Supplied entries:
----------------

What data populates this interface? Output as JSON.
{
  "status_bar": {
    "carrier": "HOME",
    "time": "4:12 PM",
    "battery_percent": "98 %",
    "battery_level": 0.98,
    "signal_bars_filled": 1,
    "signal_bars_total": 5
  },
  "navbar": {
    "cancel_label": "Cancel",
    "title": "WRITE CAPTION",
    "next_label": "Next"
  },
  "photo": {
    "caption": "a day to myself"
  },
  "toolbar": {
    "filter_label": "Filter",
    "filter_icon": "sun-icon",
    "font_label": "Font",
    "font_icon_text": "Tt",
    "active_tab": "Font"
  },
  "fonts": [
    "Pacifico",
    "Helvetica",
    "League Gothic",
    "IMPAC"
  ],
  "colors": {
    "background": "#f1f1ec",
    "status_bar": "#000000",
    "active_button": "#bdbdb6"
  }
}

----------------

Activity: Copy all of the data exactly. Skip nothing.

Reply:
What data populates this interface? Output as JSON.
{
  "status_bar": {
    "carrier": "HOME",
    "time": "4:12 PM",
    "battery_percent": "98 %",
    "battery_level": 0.98,
    "signal_bars_filled": 1,
    "signal_bars_total": 5
  },
  "navbar": {
    "cancel_label": "Cancel",
    "title": "WRITE CAPTION",
    "next_label": "Next"
  },
  "photo": {
    "caption": "a day to myself"
  },
  "toolbar": {
    "filter_label": "Filter",
    "filter_icon": "sun-icon",
    "font_label": "Font",
    "font_icon_text": "Tt",
    "active_tab": "Font"
  },
  "fonts": [
    "Pacifico",
    "Helvetica",
    "League Gothic",
    "IMPAC"
  ],
  "colors": {
    "background": "#f1f1ec",
    "status_bar": "#000000",
    "active_button": "#bdbdb6"
  }
}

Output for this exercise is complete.